ECONOMYNEXT – Sri Lanka Thursday escaped a “hybrid” war crimes investigation involving foreign judges and prosecutors as the United States tabled a watered down resolution in line with Prime Minister Ranil Wickremesinghe’s stand.
Instead of prescribing external involvement in the accountability process, the resolution leaves the involvement of any foreigners at the discretion of the Sri Lankan authorities.
The resolution merely ” affirms… the importance of participation … of Commonwealth and other foreign judges, defence lawyers, and authorized prosecutors and investigators.”
The 2,235-word resolution underlines the “importance,” but does not insist on having independent foreign judges and prosecutors.
However, it also notes that the Sri Lankan government’s willingness to give each mechanism “the freedom to obtain assistance, both financial, material and technical from international partners including the OHCHR; and affirms that these commitments, if implemented fully and credibly, will help to advance accountability for serious crimes by all sides and help achieve reconciliation.”
Prime Minister Ranil Wickremesinghe on Tuesday rejected a UN call for international involvement in an investigation into alleged war crimes said to have been committed in the final stages of the island’s separatist war.
Ranil Wickremesinghe said talks were under way to establish a credible domestic mechanism to investigate abuses during the decades-long conflict with Tamil separatist rebels that ended in May 2009.
“There is nothing to be got from abroad,” Wickremesinghe said, after a damning UN report recommended Colombo allow international experts to assist its domestic investigation.

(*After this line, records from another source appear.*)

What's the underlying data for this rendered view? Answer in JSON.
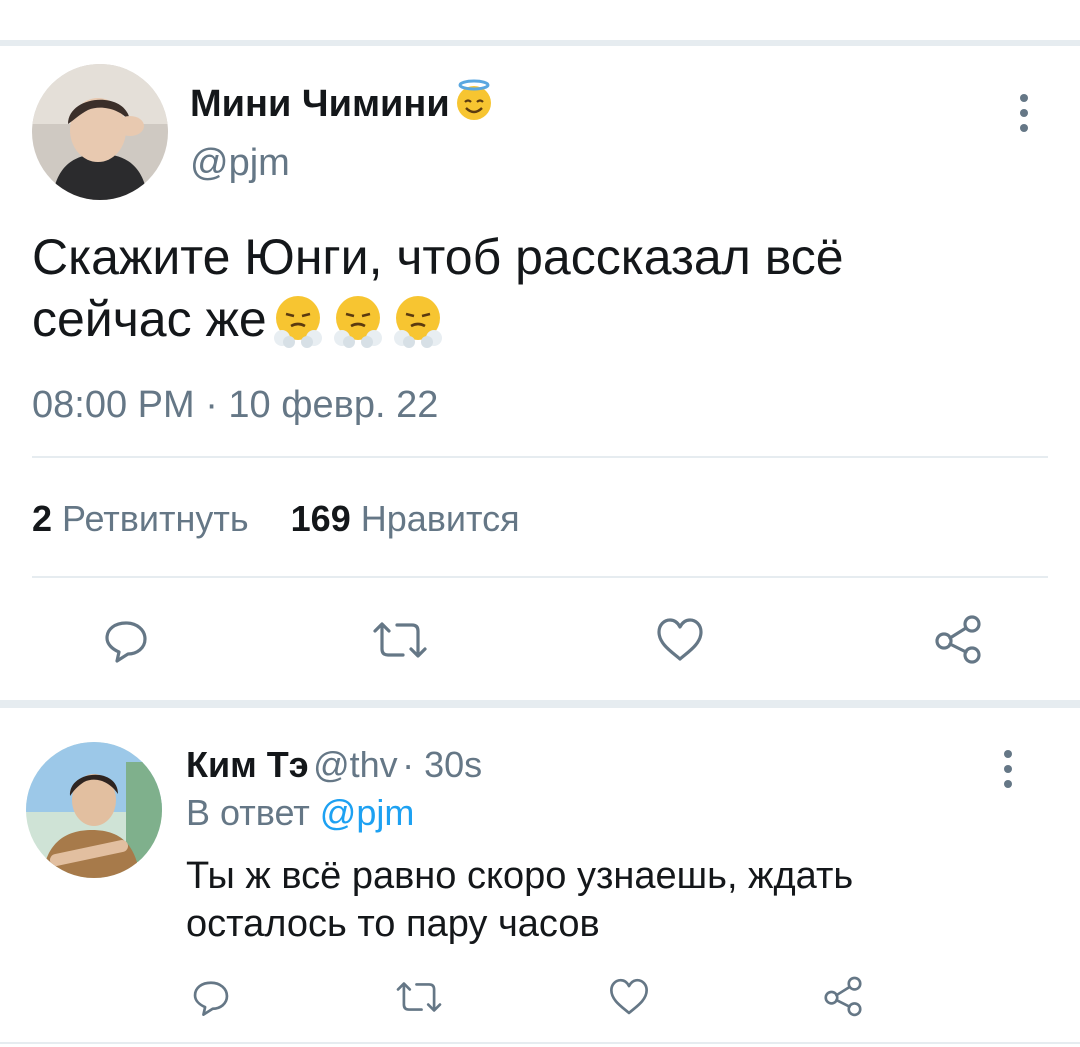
{
  "colors": {
    "text": "#14171a",
    "secondary": "#657786",
    "link": "#1da1f2",
    "divider": "#e6ecf0"
  },
  "tweet": {
    "author_name": "Мини Чимини",
    "author_emoji": "smiling-face-with-halo-icon",
    "handle": "@pjm",
    "text_line1": "Скажите Юнги, чтоб рассказал всё",
    "text_line2": "сейчас же",
    "text_emojis": [
      "face-with-steam-from-nose-icon",
      "face-with-steam-from-nose-icon",
      "face-with-steam-from-nose-icon"
    ],
    "timestamp": "08:00 PM · 10 февр. 22",
    "retweet_count": "2",
    "retweet_label": "Ретвитнуть",
    "like_count": "169",
    "like_label": "Нравится",
    "actions": [
      "reply-icon",
      "retweet-icon",
      "like-icon",
      "share-icon"
    ]
  },
  "reply": {
    "author_name": "Ким Тэ",
    "handle": "@thv",
    "time": "· 30s",
    "reply_to_prefix": "В ответ",
    "reply_to_handle": "@pjm",
    "text_line1": "Ты ж всё равно скоро узнаешь, ждать",
    "text_line2": "осталось то пару часов",
    "actions": [
      "reply-icon",
      "retweet-icon",
      "like-icon",
      "share-icon"
    ]
  }
}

“The media says hybrid (inquiry), but it is not hybrid,” said Wickremesinghe, after UN rights chief Zeid Ra’ad Al Hussein asked the government to establish “a hybrid special court, integrating international judges, prosecutors, lawyers and investigators”.
Wickremesinghe could celebrate the fact that the word “hybrid” is not anywhere in the resolution although the UNHRC had used the term last week.
Members of Sri Lanka’s Tamil minority say they do not trust a local inquiry to reach the truth about the conflict, in which more than 100,000 people died.
President Maithripala Sirisena’s new government has vowed to punish war criminals, in contrast to his hawkish predecessor Mahinda Rajapakse who had insisted that not a single civilian was killed by troops under his command.
Sri Lanka became an international pariah after repeatedly resisting calls for a credible probe into the horrendous crimes, including the killing of at least 40,000 Tamil civilians in the final months of the war.
But in a major shift Washington last month announced it would support Colombo’s plans for a domestic inquiry, which is also supported by neighbouring India.
When Sirisena came to power in January — backed strongly by the Tamils — he promised to restore human rights and the rule of law as well as mend fences with regional power India and the West.
His government has proposed a series of new measures to promote reconciliation and accountability after accusing the previous administration of breaking promises to deliver justice.
Wickremesinghe said he expected the United States to move a resolution at the ongoing UN rights council sessions backing his administration.
“Discussions are going on in Geneva so I don’t want to talk about it, but we hope the US will bring a consensus resolution on Sri Lanka,” he said.
The new government announced last week that it would set up a South African-style truth commission, a war reparations office and a commission on missing people.